Now, I don't mean to bemoan the lack of dance in my life for the last couple of decades too dramatically. Because all is not lost. Dance does not play as large a role in my native culture as I wish it did -- but opportunities for dancing do exist, and I am taking advantage of them. I have not returned to the dance form of my childhood (ballet), but instead to a different classical dance -- kathak, which originates in northern India. It is my good fortune that we have here a wonderful teacher of kathak from Calcutta, Pallabi Chakravorty. I had taken her class briefly as a college student, but at the time did not devote enough of my consciousness toward absorbing it. But I must have tucked my interest in kathak away somewhere in my mind, because recently I felt the urge to try it again. And fortunately Pallabi allowed me to rejoin the class.
It has been a very long hiatus for me: twenty years. I left dance in my pre-adolescence at age 11, and have returned to it at age 31. It is a welcome return for me. Kathak is a fascinating dance form and deserves a separate post of its own -- so I will save that for another date (soon, I hope). For the moment, I will just say that learning about kathak has not only reconnected me with my inner drive to dance, but has also given me another window onto my adoptive (south Asian) culture. The piece that our class is preparing for our spring recital is based on traditional Hindu themes, specifically Krishna and his Gopinis (his young female adorers), and the springtime festival of Holi. Our piece concludes with a circle dance of the sort associated with Krishna and Holi. It feels especially meaningful to do a circle dance, as this resonates with the joyous Hora and many other archetypical ideas of the communal experience of dance (such as the Picasso image above, a print of which hung on the walls of my childhood home, or Matisse's iconic painting entitled simply "La Danse").

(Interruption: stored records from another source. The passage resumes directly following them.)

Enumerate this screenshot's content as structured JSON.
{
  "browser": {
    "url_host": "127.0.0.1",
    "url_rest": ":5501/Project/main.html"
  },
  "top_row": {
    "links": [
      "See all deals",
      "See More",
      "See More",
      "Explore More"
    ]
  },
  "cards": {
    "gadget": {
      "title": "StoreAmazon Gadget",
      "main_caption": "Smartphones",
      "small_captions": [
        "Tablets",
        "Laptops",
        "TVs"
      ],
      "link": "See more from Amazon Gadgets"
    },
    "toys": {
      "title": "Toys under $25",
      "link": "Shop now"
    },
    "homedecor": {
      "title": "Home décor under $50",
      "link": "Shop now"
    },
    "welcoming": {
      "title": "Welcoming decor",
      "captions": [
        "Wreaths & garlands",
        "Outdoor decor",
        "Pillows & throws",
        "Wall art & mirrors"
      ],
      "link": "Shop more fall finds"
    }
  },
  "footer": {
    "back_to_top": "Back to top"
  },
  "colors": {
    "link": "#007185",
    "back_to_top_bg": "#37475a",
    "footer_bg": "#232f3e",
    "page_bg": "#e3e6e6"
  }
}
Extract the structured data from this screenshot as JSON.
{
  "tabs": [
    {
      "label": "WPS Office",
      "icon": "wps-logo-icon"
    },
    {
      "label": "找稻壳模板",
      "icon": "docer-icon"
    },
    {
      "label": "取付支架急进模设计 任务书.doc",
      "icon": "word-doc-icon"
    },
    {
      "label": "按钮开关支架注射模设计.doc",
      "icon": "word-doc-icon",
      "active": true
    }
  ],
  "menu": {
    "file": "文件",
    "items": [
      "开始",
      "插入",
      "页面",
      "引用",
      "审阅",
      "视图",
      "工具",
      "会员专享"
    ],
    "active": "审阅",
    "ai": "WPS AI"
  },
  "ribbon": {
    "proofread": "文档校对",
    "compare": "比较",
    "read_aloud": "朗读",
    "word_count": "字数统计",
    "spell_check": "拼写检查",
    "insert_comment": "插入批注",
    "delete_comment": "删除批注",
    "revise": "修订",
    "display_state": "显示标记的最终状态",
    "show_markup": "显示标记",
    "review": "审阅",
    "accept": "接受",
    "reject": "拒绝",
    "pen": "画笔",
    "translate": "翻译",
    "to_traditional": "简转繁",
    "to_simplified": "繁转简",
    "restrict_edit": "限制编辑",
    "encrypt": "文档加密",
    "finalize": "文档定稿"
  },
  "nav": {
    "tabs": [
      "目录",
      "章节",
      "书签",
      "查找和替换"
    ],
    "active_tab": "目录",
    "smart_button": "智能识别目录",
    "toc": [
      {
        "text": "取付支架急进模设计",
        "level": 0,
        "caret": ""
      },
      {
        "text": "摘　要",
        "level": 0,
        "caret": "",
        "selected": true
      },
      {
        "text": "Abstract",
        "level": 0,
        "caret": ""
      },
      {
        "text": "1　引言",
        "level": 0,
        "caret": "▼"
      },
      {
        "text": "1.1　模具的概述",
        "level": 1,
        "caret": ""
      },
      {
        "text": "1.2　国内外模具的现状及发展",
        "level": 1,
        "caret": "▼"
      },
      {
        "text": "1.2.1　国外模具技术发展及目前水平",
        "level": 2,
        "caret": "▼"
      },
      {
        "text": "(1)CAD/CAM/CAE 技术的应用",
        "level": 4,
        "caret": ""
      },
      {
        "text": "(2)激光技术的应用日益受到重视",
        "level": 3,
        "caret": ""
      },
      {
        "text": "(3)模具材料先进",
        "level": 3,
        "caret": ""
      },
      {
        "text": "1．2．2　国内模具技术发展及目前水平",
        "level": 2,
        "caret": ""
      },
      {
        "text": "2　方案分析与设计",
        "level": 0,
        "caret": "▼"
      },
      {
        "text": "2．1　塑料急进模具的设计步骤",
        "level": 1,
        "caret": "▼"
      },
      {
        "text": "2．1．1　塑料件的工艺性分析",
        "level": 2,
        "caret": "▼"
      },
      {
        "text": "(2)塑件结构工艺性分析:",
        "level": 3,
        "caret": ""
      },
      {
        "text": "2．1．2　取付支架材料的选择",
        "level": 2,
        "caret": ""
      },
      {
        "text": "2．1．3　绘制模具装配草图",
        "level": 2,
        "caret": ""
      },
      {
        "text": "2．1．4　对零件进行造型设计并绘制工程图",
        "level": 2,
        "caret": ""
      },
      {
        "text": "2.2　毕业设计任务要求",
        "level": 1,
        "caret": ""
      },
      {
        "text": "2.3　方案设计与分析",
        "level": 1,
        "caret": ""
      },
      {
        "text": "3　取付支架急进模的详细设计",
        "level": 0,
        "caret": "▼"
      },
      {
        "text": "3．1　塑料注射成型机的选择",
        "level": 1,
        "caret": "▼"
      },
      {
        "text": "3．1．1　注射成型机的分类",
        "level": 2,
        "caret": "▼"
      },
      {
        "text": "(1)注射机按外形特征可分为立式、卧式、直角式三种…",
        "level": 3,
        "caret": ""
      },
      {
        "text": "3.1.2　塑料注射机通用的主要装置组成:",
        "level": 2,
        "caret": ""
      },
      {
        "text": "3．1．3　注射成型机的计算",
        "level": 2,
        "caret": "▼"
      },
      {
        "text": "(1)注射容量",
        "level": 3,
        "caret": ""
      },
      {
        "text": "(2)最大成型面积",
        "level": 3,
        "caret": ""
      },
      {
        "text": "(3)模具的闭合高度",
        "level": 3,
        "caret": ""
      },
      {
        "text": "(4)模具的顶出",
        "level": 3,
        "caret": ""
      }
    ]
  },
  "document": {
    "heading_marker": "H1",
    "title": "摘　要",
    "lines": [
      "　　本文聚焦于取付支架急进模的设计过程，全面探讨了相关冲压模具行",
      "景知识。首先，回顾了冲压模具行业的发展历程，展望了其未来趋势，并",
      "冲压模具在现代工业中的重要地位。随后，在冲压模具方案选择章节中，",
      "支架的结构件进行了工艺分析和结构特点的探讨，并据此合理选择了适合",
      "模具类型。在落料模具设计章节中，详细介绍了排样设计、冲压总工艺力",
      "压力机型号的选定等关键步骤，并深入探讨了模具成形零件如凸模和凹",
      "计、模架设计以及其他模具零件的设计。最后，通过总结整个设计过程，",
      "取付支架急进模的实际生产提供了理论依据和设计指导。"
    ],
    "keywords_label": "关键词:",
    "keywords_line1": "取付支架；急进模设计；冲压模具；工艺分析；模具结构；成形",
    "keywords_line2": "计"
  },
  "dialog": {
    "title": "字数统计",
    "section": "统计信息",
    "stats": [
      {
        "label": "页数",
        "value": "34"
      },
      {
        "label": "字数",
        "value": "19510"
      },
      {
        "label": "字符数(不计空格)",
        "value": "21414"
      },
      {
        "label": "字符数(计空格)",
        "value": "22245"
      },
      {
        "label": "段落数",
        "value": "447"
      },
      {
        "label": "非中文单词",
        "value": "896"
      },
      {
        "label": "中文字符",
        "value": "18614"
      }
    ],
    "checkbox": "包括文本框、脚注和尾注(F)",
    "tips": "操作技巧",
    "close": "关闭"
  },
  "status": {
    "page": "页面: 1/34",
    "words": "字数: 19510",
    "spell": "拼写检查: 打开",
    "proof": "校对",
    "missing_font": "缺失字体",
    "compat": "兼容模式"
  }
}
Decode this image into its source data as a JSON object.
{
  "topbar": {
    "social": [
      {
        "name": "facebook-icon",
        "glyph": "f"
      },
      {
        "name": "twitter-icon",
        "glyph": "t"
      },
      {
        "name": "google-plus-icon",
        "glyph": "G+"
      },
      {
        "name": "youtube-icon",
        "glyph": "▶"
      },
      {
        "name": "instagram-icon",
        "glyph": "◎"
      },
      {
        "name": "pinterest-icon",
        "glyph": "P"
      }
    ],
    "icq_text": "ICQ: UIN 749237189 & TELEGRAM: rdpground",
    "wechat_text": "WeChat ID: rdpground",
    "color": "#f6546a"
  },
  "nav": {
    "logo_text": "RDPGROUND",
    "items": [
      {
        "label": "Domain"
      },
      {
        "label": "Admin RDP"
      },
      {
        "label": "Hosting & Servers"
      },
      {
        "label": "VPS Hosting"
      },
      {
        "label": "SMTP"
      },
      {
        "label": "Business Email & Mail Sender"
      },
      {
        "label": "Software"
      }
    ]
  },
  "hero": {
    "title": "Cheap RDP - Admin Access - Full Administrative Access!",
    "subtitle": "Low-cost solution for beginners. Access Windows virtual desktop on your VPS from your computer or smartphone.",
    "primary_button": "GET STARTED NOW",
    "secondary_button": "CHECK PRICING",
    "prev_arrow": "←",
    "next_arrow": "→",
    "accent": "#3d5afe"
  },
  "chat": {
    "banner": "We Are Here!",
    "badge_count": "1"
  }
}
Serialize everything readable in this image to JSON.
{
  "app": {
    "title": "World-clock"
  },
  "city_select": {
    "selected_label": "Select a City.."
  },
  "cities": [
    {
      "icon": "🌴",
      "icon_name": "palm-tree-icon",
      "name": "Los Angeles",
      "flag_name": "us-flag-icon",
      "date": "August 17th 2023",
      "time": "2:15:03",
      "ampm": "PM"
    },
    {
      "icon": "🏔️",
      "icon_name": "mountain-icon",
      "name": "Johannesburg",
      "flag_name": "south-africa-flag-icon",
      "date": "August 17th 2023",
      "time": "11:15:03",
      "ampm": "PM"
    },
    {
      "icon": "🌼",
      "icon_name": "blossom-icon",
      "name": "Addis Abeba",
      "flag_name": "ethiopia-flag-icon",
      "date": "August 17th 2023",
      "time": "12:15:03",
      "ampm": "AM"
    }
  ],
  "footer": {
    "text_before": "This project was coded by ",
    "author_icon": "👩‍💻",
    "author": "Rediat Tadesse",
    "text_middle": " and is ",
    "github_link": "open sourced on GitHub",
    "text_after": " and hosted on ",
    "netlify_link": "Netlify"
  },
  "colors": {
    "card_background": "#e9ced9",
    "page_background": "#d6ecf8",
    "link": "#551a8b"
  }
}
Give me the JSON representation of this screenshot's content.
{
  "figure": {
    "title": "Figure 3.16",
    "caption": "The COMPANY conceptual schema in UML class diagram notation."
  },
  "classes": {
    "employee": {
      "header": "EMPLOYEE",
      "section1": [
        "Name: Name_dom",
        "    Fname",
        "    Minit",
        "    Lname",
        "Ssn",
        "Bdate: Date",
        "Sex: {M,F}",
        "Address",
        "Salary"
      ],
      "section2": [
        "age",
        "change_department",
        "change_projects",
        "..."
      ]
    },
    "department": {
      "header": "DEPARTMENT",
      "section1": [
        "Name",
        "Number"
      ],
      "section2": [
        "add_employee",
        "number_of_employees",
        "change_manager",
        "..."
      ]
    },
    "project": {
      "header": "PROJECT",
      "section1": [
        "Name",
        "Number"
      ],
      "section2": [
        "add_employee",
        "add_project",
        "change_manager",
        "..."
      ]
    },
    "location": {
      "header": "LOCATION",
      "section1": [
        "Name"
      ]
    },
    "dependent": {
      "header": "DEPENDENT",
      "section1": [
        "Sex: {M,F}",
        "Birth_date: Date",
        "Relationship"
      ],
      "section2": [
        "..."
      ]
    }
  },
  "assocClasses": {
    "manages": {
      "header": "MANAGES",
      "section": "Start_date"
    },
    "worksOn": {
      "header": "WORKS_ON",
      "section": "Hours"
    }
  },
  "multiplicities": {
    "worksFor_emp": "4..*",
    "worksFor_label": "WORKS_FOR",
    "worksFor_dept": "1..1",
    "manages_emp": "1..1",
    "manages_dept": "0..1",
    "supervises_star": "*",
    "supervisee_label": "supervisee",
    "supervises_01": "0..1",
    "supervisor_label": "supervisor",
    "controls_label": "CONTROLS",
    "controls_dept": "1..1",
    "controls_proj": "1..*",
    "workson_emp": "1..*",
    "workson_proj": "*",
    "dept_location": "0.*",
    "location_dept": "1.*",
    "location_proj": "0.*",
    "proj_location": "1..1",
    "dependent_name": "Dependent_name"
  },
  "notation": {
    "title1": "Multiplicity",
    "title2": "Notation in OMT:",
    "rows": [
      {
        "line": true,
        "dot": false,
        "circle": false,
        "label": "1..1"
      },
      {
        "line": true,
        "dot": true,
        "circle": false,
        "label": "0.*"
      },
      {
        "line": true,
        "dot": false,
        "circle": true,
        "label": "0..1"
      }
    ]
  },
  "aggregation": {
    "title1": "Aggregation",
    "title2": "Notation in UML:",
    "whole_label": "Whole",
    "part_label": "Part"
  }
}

So: the dancer within me has been rediscovered. The last part of this story is the "rediscovery" of Sambara. By which I mean: the way in which Sambara has made her way into my home. She is of course a native of Moenjo Daro, and thus shares her homeland with my adoptive Sindhi family, the Sangis. So when my adorable Sindhi papa Saeed was planning a surprise package of gifts to send me, he wanted to include a replica of Sambara. That package, however, was stopped at customs in Dubai, where an over-zealous security person confiscated it, thinking it might be an original. (Clearly he was not familiar with the anatomy of the original Sambara.) The box that arrived on my doorstep contained many other Sindhi treasures, but no Dancing Girl. When papa Saeed discovered the issue he rapidly devised another surprise plan. He packed up another Sambara replica among yet another set of delightful Sindhi treasures (clothes and jewelry) and asked his friend, who was heading to a conference in Washington, D.C., to pack them in his luggage. His friend kindly mailed them to me from there, thus avoiding the problem of misguided customs officials. Just last week this surprise package arrived on my porch. And now my own Sindhi Sambara lives in my display cupboard, along with my other Moenjo Daro souvenirs (see my earlier post "Sindh" for a pic of those).
And, I think, she has arrived at the perfect time.
Image at top left is a digital
portrait by Pakistani artist
Imran Zaib, based on one of my own photographic self-portraits in Thari dress.